DURING MIDWINTER, SAN ANTONIO PL HOSTS ONE OF 10 TRAVELING EXHIBITS ALA HAS DEVELOPED SINCE 1983
Among the many delights San Antonio offers to ALA Midwinter Meeting visitors is a vibrant and eclectic music scene. The San Antonio Public Library adds big-band jazz to the city's tangy Latin-flavored musical mix when it hosts the ALA traveling exhibition "The Musical Genius of Duke Ellington" in its brand-new enchilada-red main library building (AL, July/Aug., p. 635) during the 1996 ALA Midwinter Meeting. A colorful multimedia exploration of the Duke's musical roots in gospel and ragtime and his prolific career, the exhibition is touring to 30 public and academic libraries in the United States through July 1997. San Antonio Public Library will display it from Jan. 11 to Feb. 22.
Like other libraries that have hosted ALA traveling exhibitions, the San Antonio Public Library is using the Ellington display as the spark for a wide variety of programs designed for library patrons from ages 2 to 102. For detailed information about the exhibition and special events, call the library at 210-207-2500.

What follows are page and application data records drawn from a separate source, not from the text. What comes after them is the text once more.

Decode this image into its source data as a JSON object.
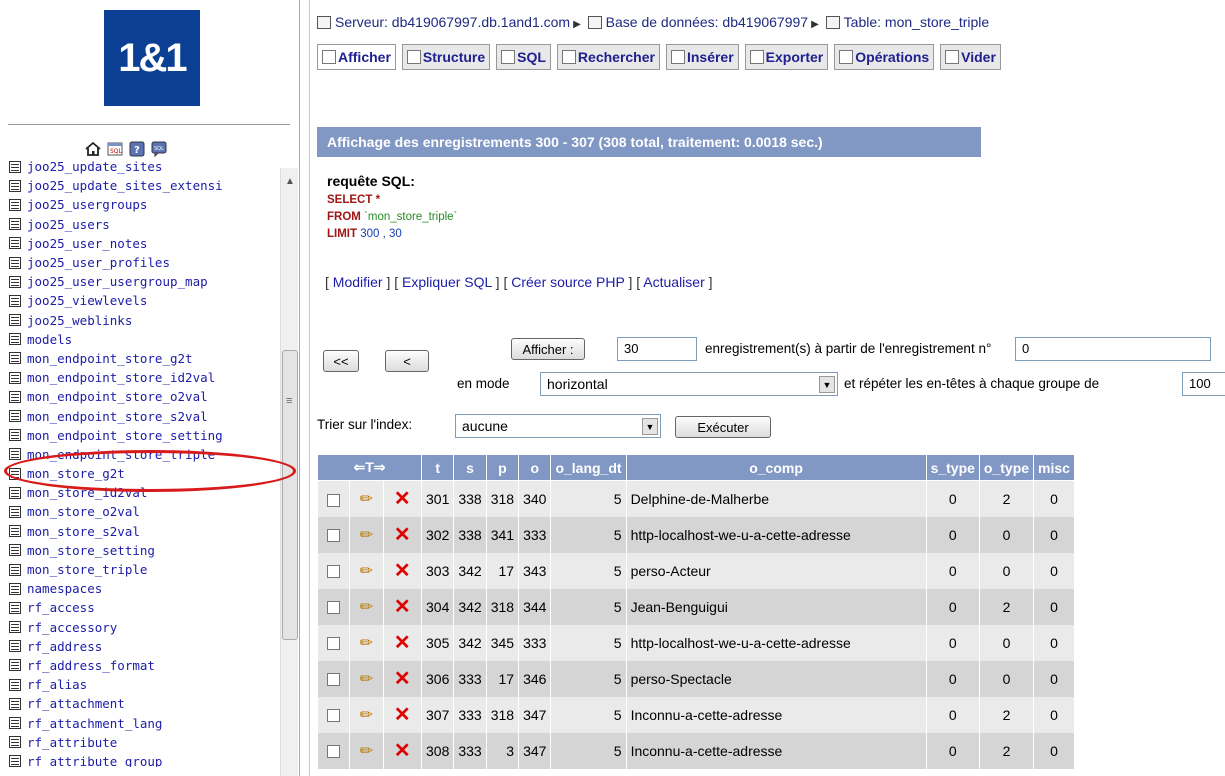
{
  "left": {
    "logo_text": "1&1",
    "icons": [
      "home-icon",
      "sql-icon",
      "help-icon",
      "docs-icon"
    ],
    "tables": [
      "joo25_update_sites",
      "joo25_update_sites_extensi",
      "joo25_usergroups",
      "joo25_users",
      "joo25_user_notes",
      "joo25_user_profiles",
      "joo25_user_usergroup_map",
      "joo25_viewlevels",
      "joo25_weblinks",
      "models",
      "mon_endpoint_store_g2t",
      "mon_endpoint_store_id2val",
      "mon_endpoint_store_o2val",
      "mon_endpoint_store_s2val",
      "mon_endpoint_store_setting",
      "mon_endpoint_store_triple",
      "mon_store_g2t",
      "mon_store_id2val",
      "mon_store_o2val",
      "mon_store_s2val",
      "mon_store_setting",
      "mon_store_triple",
      "namespaces",
      "rf_access",
      "rf_accessory",
      "rf_address",
      "rf_address_format",
      "rf_alias",
      "rf_attachment",
      "rf_attachment_lang",
      "rf_attribute",
      "rf_attribute_group"
    ]
  },
  "breadcrumb": {
    "server_label": "Serveur: db419067997.db.1and1.com",
    "db_label": "Base de données: db419067997",
    "table_label": "Table: mon_store_triple"
  },
  "tabs": [
    "Afficher",
    "Structure",
    "SQL",
    "Rechercher",
    "Insérer",
    "Exporter",
    "Opérations",
    "Vider"
  ],
  "result": {
    "heading": "Affichage des enregistrements 300 - 307 (308 total, traitement: 0.0018 sec.)",
    "sql_label": "requête SQL:",
    "sql_select": "SELECT",
    "sql_star": " *",
    "sql_from": "FROM",
    "sql_table": " `mon_store_triple`",
    "sql_limit": "LIMIT",
    "sql_limit_vals": " 300 , 30",
    "links": [
      "Modifier",
      "Expliquer SQL",
      "Créer source PHP",
      "Actualiser"
    ]
  },
  "nav": {
    "first_label": "<<",
    "prev_label": "<",
    "show_label": "Afficher :",
    "rows_value": "30",
    "from_text": "enregistrement(s) à partir de l'enregistrement n°",
    "start_value": "0",
    "mode_text": "en mode",
    "mode_value": "horizontal",
    "repeat_text": "et répéter les en-têtes à chaque groupe de",
    "repeat_value": "100",
    "sort_label": "Trier sur l'index:",
    "sort_value": "aucune",
    "exec_label": "Exécuter"
  },
  "grid": {
    "arrows": "⇐T⇒",
    "columns": [
      "t",
      "s",
      "p",
      "o",
      "o_lang_dt",
      "o_comp",
      "s_type",
      "o_type",
      "misc"
    ],
    "rows": [
      [
        "301",
        "338",
        "318",
        "340",
        "5",
        "Delphine-de-Malherbe",
        "0",
        "2",
        "0"
      ],
      [
        "302",
        "338",
        "341",
        "333",
        "5",
        "http-localhost-we-u-a-cette-adresse",
        "0",
        "0",
        "0"
      ],
      [
        "303",
        "342",
        "17",
        "343",
        "5",
        "perso-Acteur",
        "0",
        "0",
        "0"
      ],
      [
        "304",
        "342",
        "318",
        "344",
        "5",
        "Jean-Benguigui",
        "0",
        "2",
        "0"
      ],
      [
        "305",
        "342",
        "345",
        "333",
        "5",
        "http-localhost-we-u-a-cette-adresse",
        "0",
        "0",
        "0"
      ],
      [
        "306",
        "333",
        "17",
        "346",
        "5",
        "perso-Spectacle",
        "0",
        "0",
        "0"
      ],
      [
        "307",
        "333",
        "318",
        "347",
        "5",
        "Inconnu-a-cette-adresse",
        "0",
        "2",
        "0"
      ],
      [
        "308",
        "333",
        "3",
        "347",
        "5",
        "Inconnu-a-cette-adresse",
        "0",
        "2",
        "0"
      ]
    ]
  },
  "colors": {
    "header_bg": "#8197c4",
    "link": "#1c1ca8",
    "highlight": "#d81a1a",
    "row_light": "#eaeaea",
    "row_dark": "#d5d5d5"
  }
}
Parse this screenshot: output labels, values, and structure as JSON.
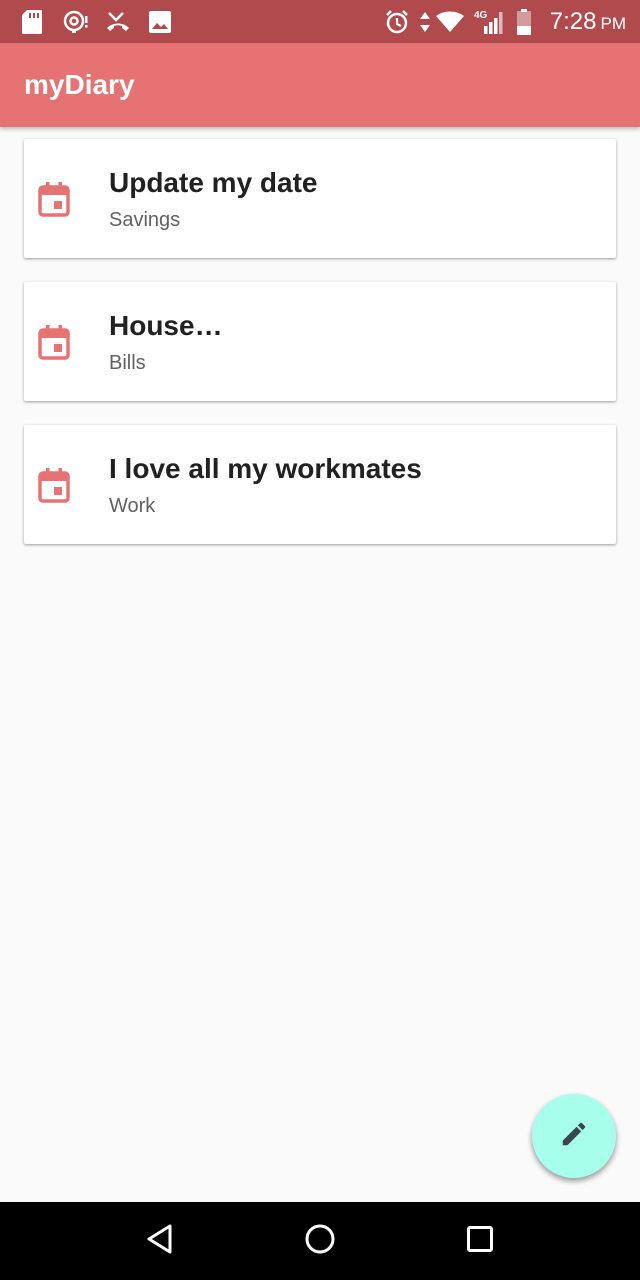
{
  "status_bar": {
    "time": "7:28",
    "ampm": "PM",
    "network": "4G",
    "icons": [
      "sd-card-icon",
      "hotspot-icon",
      "missed-call-icon",
      "image-icon",
      "alarm-icon",
      "data-arrows-icon",
      "wifi-icon",
      "signal-icon",
      "battery-icon"
    ],
    "color": "#b14a4d"
  },
  "app_bar": {
    "title": "myDiary",
    "color": "#e57373"
  },
  "entries": [
    {
      "title": "Update my date",
      "category": "Savings",
      "icon": "calendar-icon"
    },
    {
      "title": "House…",
      "category": "Bills",
      "icon": "calendar-icon"
    },
    {
      "title": "I love all my workmates",
      "category": "Work",
      "icon": "calendar-icon"
    }
  ],
  "fab": {
    "icon": "pencil-icon",
    "color": "#a7ffeb"
  },
  "nav_bar": {
    "buttons": [
      "back-icon",
      "home-icon",
      "recents-icon"
    ]
  },
  "colors": {
    "accent": "#e57373",
    "background": "#fafafa"
  }
}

"The Musical Genius of Duke Ellington" is one of 10 traveling exhibitions ALA has developed for libraries since 1983 in cooperation with cultural institutions such as the Newberry Library, the Library of Congress, the Smithsonian Institution, and the New York Public Library. All ALA exhibitions have been based upon major exhibitions that feature the extensive collections of these institutions. Primary funding for the exhibition program has come from the National Endowment for the Humanities (NEH). The Lila Wallace-Reader's Digest Fund, Time Warner Inc., and the Beneficial Management Corporation provided additional support for single exhibitions.

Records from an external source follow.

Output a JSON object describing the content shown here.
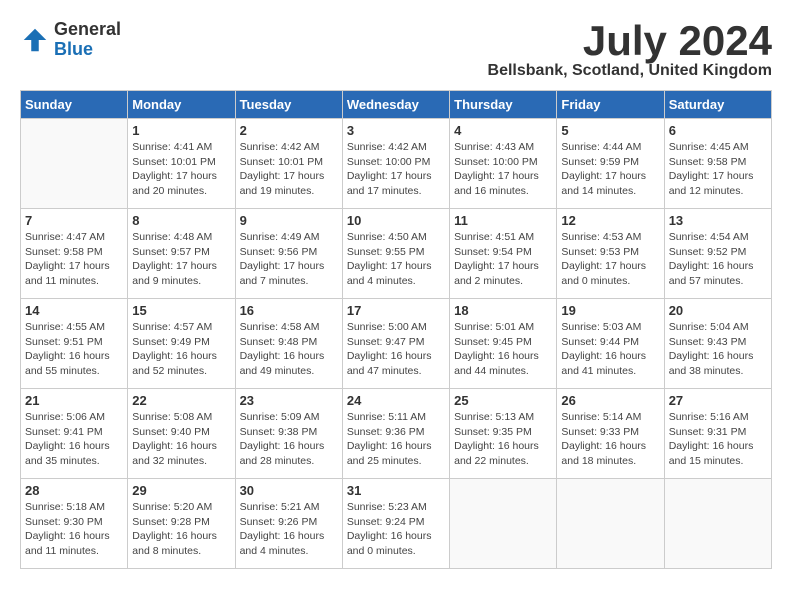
{
  "header": {
    "logo_general": "General",
    "logo_blue": "Blue",
    "title": "July 2024",
    "subtitle": "Bellsbank, Scotland, United Kingdom"
  },
  "calendar": {
    "days_of_week": [
      "Sunday",
      "Monday",
      "Tuesday",
      "Wednesday",
      "Thursday",
      "Friday",
      "Saturday"
    ],
    "weeks": [
      [
        {
          "day": "",
          "info": ""
        },
        {
          "day": "1",
          "info": "Sunrise: 4:41 AM\nSunset: 10:01 PM\nDaylight: 17 hours and 20 minutes."
        },
        {
          "day": "2",
          "info": "Sunrise: 4:42 AM\nSunset: 10:01 PM\nDaylight: 17 hours and 19 minutes."
        },
        {
          "day": "3",
          "info": "Sunrise: 4:42 AM\nSunset: 10:00 PM\nDaylight: 17 hours and 17 minutes."
        },
        {
          "day": "4",
          "info": "Sunrise: 4:43 AM\nSunset: 10:00 PM\nDaylight: 17 hours and 16 minutes."
        },
        {
          "day": "5",
          "info": "Sunrise: 4:44 AM\nSunset: 9:59 PM\nDaylight: 17 hours and 14 minutes."
        },
        {
          "day": "6",
          "info": "Sunrise: 4:45 AM\nSunset: 9:58 PM\nDaylight: 17 hours and 12 minutes."
        }
      ],
      [
        {
          "day": "7",
          "info": "Sunrise: 4:47 AM\nSunset: 9:58 PM\nDaylight: 17 hours and 11 minutes."
        },
        {
          "day": "8",
          "info": "Sunrise: 4:48 AM\nSunset: 9:57 PM\nDaylight: 17 hours and 9 minutes."
        },
        {
          "day": "9",
          "info": "Sunrise: 4:49 AM\nSunset: 9:56 PM\nDaylight: 17 hours and 7 minutes."
        },
        {
          "day": "10",
          "info": "Sunrise: 4:50 AM\nSunset: 9:55 PM\nDaylight: 17 hours and 4 minutes."
        },
        {
          "day": "11",
          "info": "Sunrise: 4:51 AM\nSunset: 9:54 PM\nDaylight: 17 hours and 2 minutes."
        },
        {
          "day": "12",
          "info": "Sunrise: 4:53 AM\nSunset: 9:53 PM\nDaylight: 17 hours and 0 minutes."
        },
        {
          "day": "13",
          "info": "Sunrise: 4:54 AM\nSunset: 9:52 PM\nDaylight: 16 hours and 57 minutes."
        }
      ],
      [
        {
          "day": "14",
          "info": "Sunrise: 4:55 AM\nSunset: 9:51 PM\nDaylight: 16 hours and 55 minutes."
        },
        {
          "day": "15",
          "info": "Sunrise: 4:57 AM\nSunset: 9:49 PM\nDaylight: 16 hours and 52 minutes."
        },
        {
          "day": "16",
          "info": "Sunrise: 4:58 AM\nSunset: 9:48 PM\nDaylight: 16 hours and 49 minutes."
        },
        {
          "day": "17",
          "info": "Sunrise: 5:00 AM\nSunset: 9:47 PM\nDaylight: 16 hours and 47 minutes."
        },
        {
          "day": "18",
          "info": "Sunrise: 5:01 AM\nSunset: 9:45 PM\nDaylight: 16 hours and 44 minutes."
        },
        {
          "day": "19",
          "info": "Sunrise: 5:03 AM\nSunset: 9:44 PM\nDaylight: 16 hours and 41 minutes."
        },
        {
          "day": "20",
          "info": "Sunrise: 5:04 AM\nSunset: 9:43 PM\nDaylight: 16 hours and 38 minutes."
        }
      ],
      [
        {
          "day": "21",
          "info": "Sunrise: 5:06 AM\nSunset: 9:41 PM\nDaylight: 16 hours and 35 minutes."
        },
        {
          "day": "22",
          "info": "Sunrise: 5:08 AM\nSunset: 9:40 PM\nDaylight: 16 hours and 32 minutes."
        },
        {
          "day": "23",
          "info": "Sunrise: 5:09 AM\nSunset: 9:38 PM\nDaylight: 16 hours and 28 minutes."
        },
        {
          "day": "24",
          "info": "Sunrise: 5:11 AM\nSunset: 9:36 PM\nDaylight: 16 hours and 25 minutes."
        },
        {
          "day": "25",
          "info": "Sunrise: 5:13 AM\nSunset: 9:35 PM\nDaylight: 16 hours and 22 minutes."
        },
        {
          "day": "26",
          "info": "Sunrise: 5:14 AM\nSunset: 9:33 PM\nDaylight: 16 hours and 18 minutes."
        },
        {
          "day": "27",
          "info": "Sunrise: 5:16 AM\nSunset: 9:31 PM\nDaylight: 16 hours and 15 minutes."
        }
      ],
      [
        {
          "day": "28",
          "info": "Sunrise: 5:18 AM\nSunset: 9:30 PM\nDaylight: 16 hours and 11 minutes."
        },
        {
          "day": "29",
          "info": "Sunrise: 5:20 AM\nSunset: 9:28 PM\nDaylight: 16 hours and 8 minutes."
        },
        {
          "day": "30",
          "info": "Sunrise: 5:21 AM\nSunset: 9:26 PM\nDaylight: 16 hours and 4 minutes."
        },
        {
          "day": "31",
          "info": "Sunrise: 5:23 AM\nSunset: 9:24 PM\nDaylight: 16 hours and 0 minutes."
        },
        {
          "day": "",
          "info": ""
        },
        {
          "day": "",
          "info": ""
        },
        {
          "day": "",
          "info": ""
        }
      ]
    ]
  }
}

American diversity display premiers in January
Besides the Duke Ellington show, two other exhibitions - "The Many Realms of King Arthur" and "A More Perfect Union: Japanese Americans and the U.S. Constitution" - are now on tour. January 1996 marks the beginning of a national library tour of "It's US," an exhibition celebrating American diversity. "The Frontier in American Culture," which looks at conflicting stories about the settling of the West told by Buffalo Bill Cody and historian Frederick Jackson Turner, is slated to begin traveling in September 1996. ALA is now accepting applications to host the exhibit.

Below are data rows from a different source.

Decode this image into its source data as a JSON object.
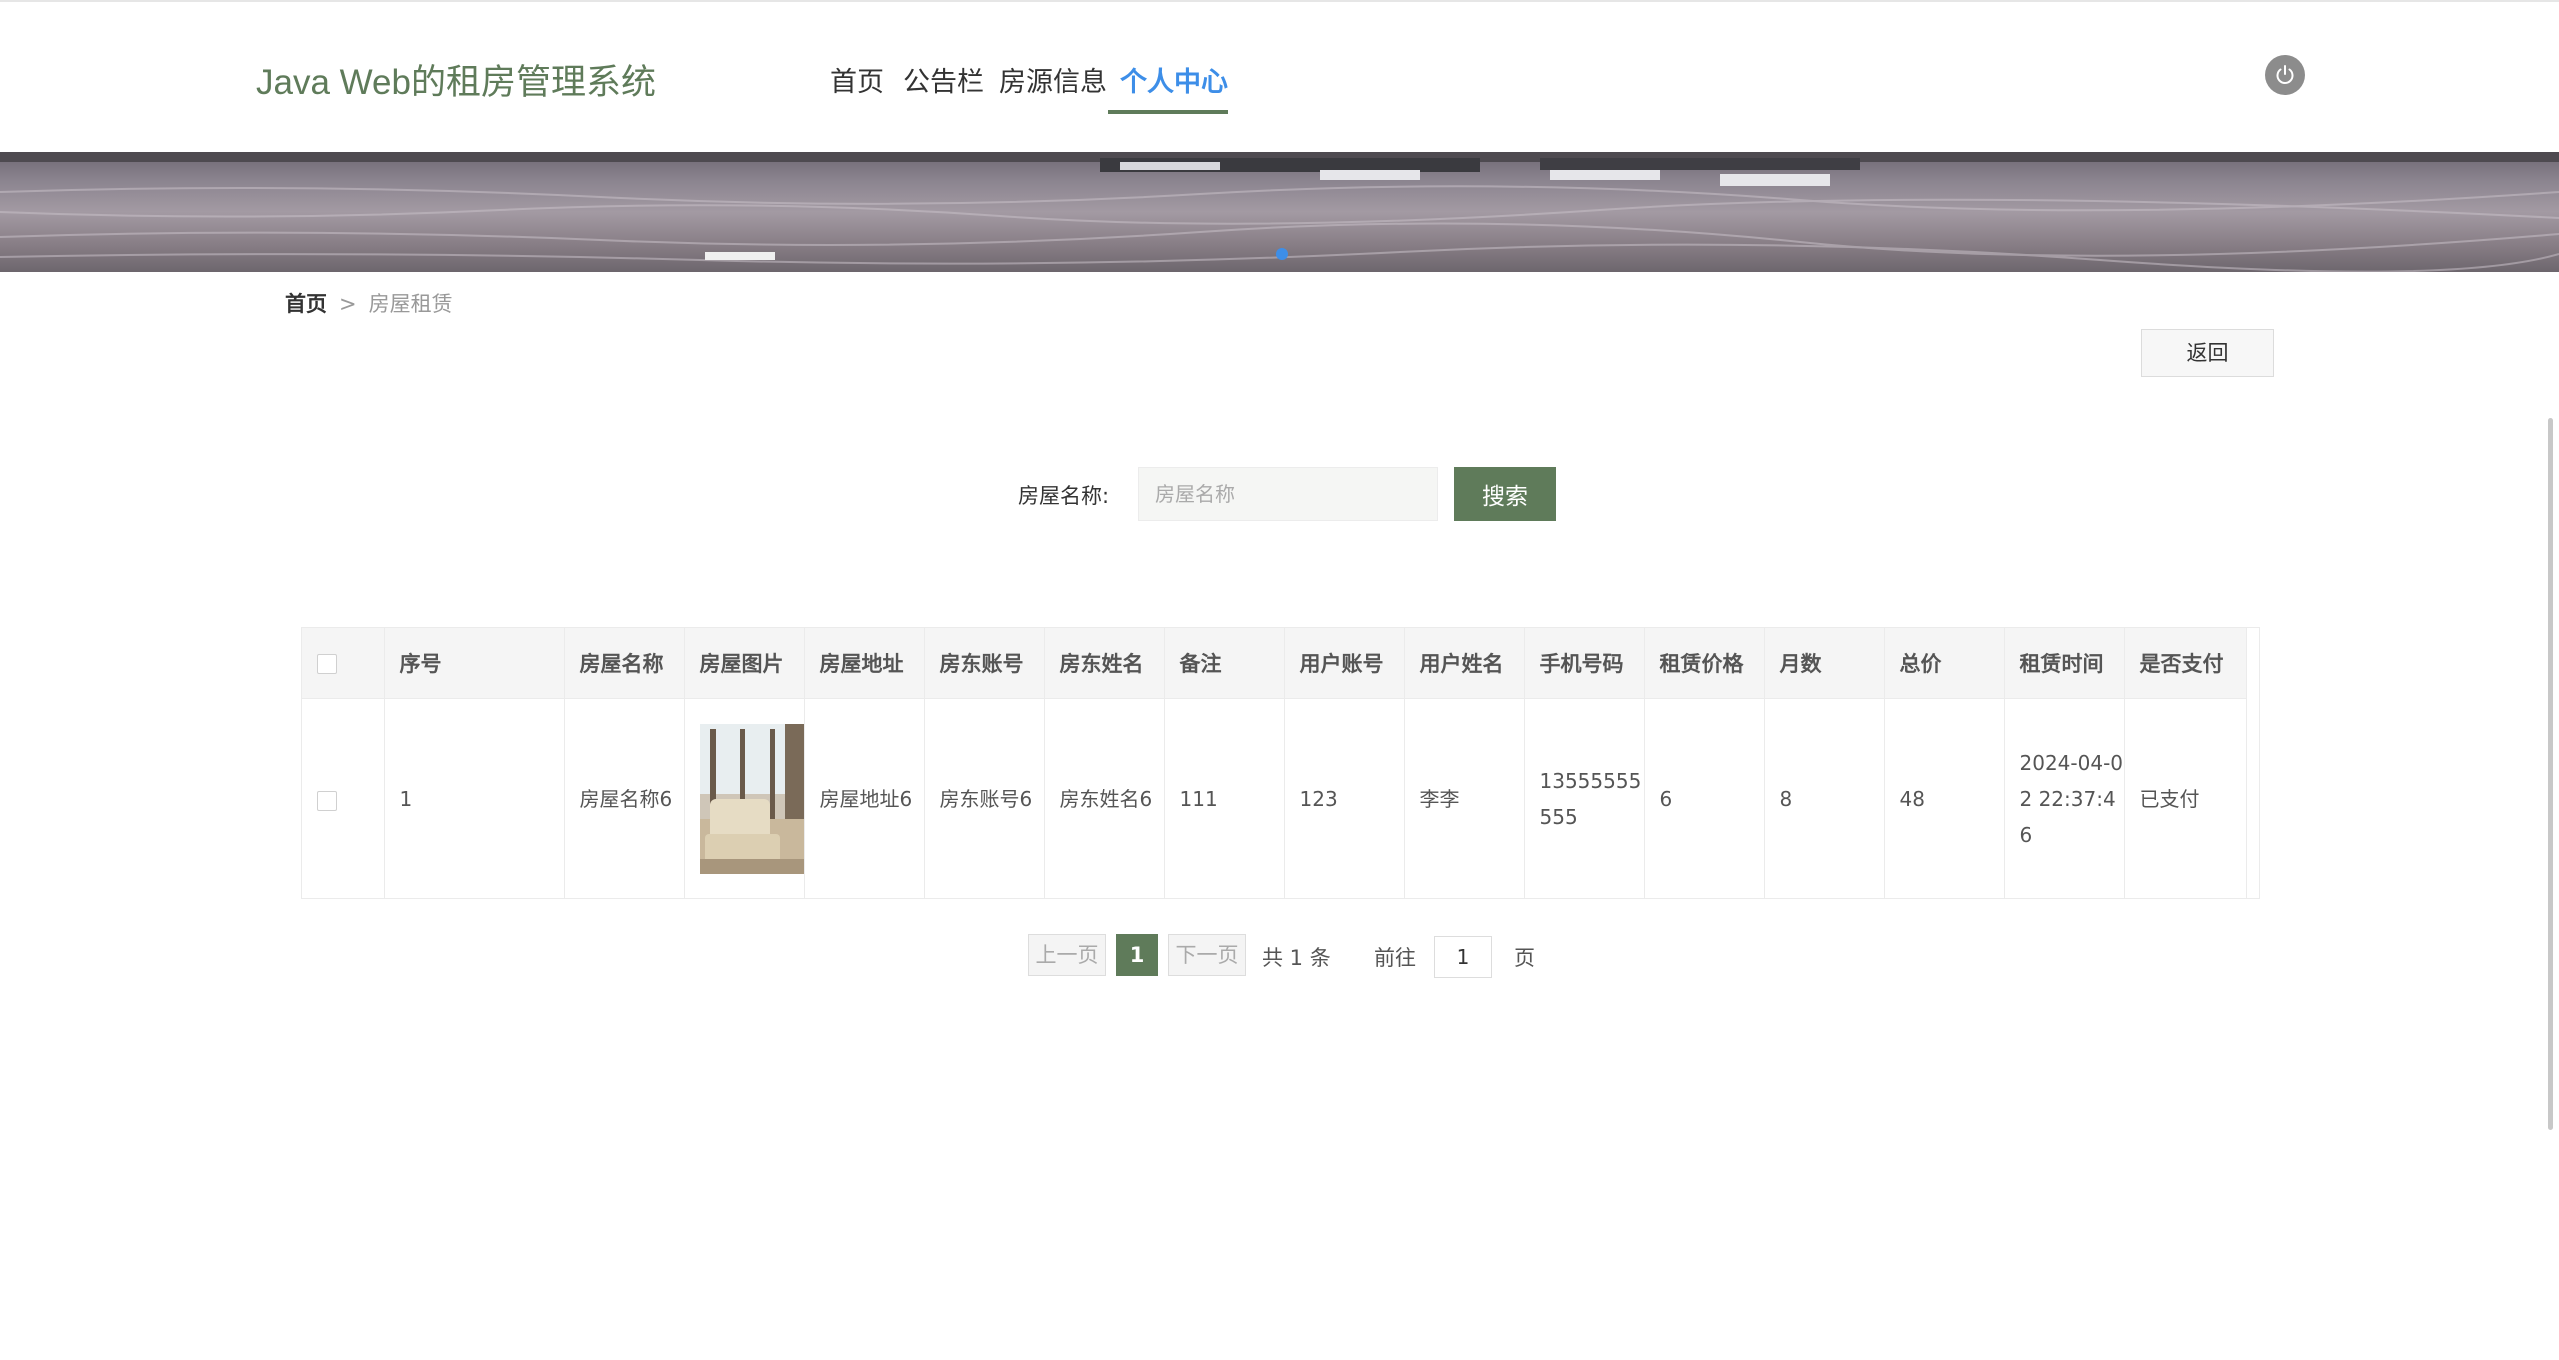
{
  "header": {
    "site_title": "Java Web的租房管理系统",
    "nav": [
      {
        "label": "首页",
        "active": false
      },
      {
        "label": "公告栏",
        "active": false
      },
      {
        "label": "房源信息",
        "active": false
      },
      {
        "label": "个人中心",
        "active": true
      }
    ]
  },
  "breadcrumb": {
    "home": "首页",
    "separator": ">",
    "current": "房屋租赁"
  },
  "back_button": "返回",
  "search": {
    "label": "房屋名称:",
    "placeholder": "房屋名称",
    "value": "",
    "button": "搜索"
  },
  "table": {
    "headers": [
      "序号",
      "房屋名称",
      "房屋图片",
      "房屋地址",
      "房东账号",
      "房东姓名",
      "备注",
      "用户账号",
      "用户姓名",
      "手机号码",
      "租赁价格",
      "月数",
      "总价",
      "租赁时间",
      "是否支付"
    ],
    "rows": [
      {
        "index": "1",
        "house_name": "房屋名称6",
        "house_address": "房屋地址6",
        "landlord_account": "房东账号6",
        "landlord_name": "房东姓名6",
        "remark": "111",
        "user_account": "123",
        "user_name": "李李",
        "phone": "13555555555",
        "price": "6",
        "months": "8",
        "total": "48",
        "rent_time": "2024-04-02 22:37:46",
        "paid": "已支付"
      }
    ]
  },
  "pagination": {
    "prev": "上一页",
    "current": "1",
    "next": "下一页",
    "total": "共 1 条",
    "goto_label": "前往",
    "goto_value": "1",
    "page_suffix": "页"
  },
  "colors": {
    "accent": "#5f7b5a",
    "active_nav": "#3d8ee8"
  }
}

ALA library exhibitions have proven to be major attractions in communities large and small across the nation. "For a community of 16,000 in a sparsely populated state, this was a big event, welcomed with open arms," reported the Brookings (S. Dak.) Public Library on its ALA King Arthur exhibit. Administrators of the Kemp Public Library in Wichita Falls, Texas, saw the number of library visitors rise from an average of 4,000 to 13,000 during the King Arthur exhibition period. At the other end of the scale, 232,416 people visited the King Arthur exhibition at the Houston Public Library. The most successful ALA exhibition to date has been "Seeds of Change: 500 Years of Encounter and Exchange," which drew a total of 1.8 million people to 60 libraries nationwide during 1992-1993.
Besides bringing large numbers of people into libraries, exhibitions have numerous other beneficial effects. They enhance the library's profile in the community, strengthen its role as a cultural center, and frequently help to galvanize local financial and voter support for library issues. Circulation figures for all kinds of materials frequently increase during an exhibition. To support exhibition programming, libraries have raised between $500 and $17,000 from local businesses and cultural groups and from state or regional arts and humanities councils. …